DIRECTIONS: In the data that follows, find each line containing "Paayi" and copy it.

SOURCE DATA:
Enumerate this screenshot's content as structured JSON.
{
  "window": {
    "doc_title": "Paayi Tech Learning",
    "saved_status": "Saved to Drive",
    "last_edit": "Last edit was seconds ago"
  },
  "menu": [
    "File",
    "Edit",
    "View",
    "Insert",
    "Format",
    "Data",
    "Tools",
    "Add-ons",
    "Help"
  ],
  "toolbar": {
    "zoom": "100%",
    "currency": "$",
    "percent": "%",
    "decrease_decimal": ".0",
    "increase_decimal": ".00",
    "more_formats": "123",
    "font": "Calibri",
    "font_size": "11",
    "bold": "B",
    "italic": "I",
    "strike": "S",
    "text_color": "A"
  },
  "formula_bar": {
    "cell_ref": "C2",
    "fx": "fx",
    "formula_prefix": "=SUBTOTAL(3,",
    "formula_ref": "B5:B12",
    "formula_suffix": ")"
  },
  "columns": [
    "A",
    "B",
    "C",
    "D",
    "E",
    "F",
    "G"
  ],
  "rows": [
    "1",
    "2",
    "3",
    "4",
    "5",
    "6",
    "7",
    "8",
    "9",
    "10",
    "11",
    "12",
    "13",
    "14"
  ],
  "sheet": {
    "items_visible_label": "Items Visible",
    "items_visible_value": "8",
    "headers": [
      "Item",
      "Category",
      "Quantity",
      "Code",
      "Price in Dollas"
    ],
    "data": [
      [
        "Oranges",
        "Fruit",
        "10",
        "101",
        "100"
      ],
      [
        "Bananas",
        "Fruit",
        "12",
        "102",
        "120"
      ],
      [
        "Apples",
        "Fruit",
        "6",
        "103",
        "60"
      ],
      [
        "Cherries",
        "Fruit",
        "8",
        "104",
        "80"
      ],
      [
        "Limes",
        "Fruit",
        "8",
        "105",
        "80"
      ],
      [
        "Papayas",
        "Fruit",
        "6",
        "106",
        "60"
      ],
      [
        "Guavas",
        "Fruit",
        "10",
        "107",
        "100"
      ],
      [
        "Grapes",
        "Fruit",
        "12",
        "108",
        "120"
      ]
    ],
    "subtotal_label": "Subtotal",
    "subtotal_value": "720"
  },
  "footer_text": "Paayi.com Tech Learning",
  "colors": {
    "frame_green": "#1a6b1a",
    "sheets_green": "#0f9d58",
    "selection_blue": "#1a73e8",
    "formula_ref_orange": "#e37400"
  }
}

TASK OUTPUT:
    "doc_title": "Paayi Tech Learning",
  "footer_text": "Paayi.com Tech Learning",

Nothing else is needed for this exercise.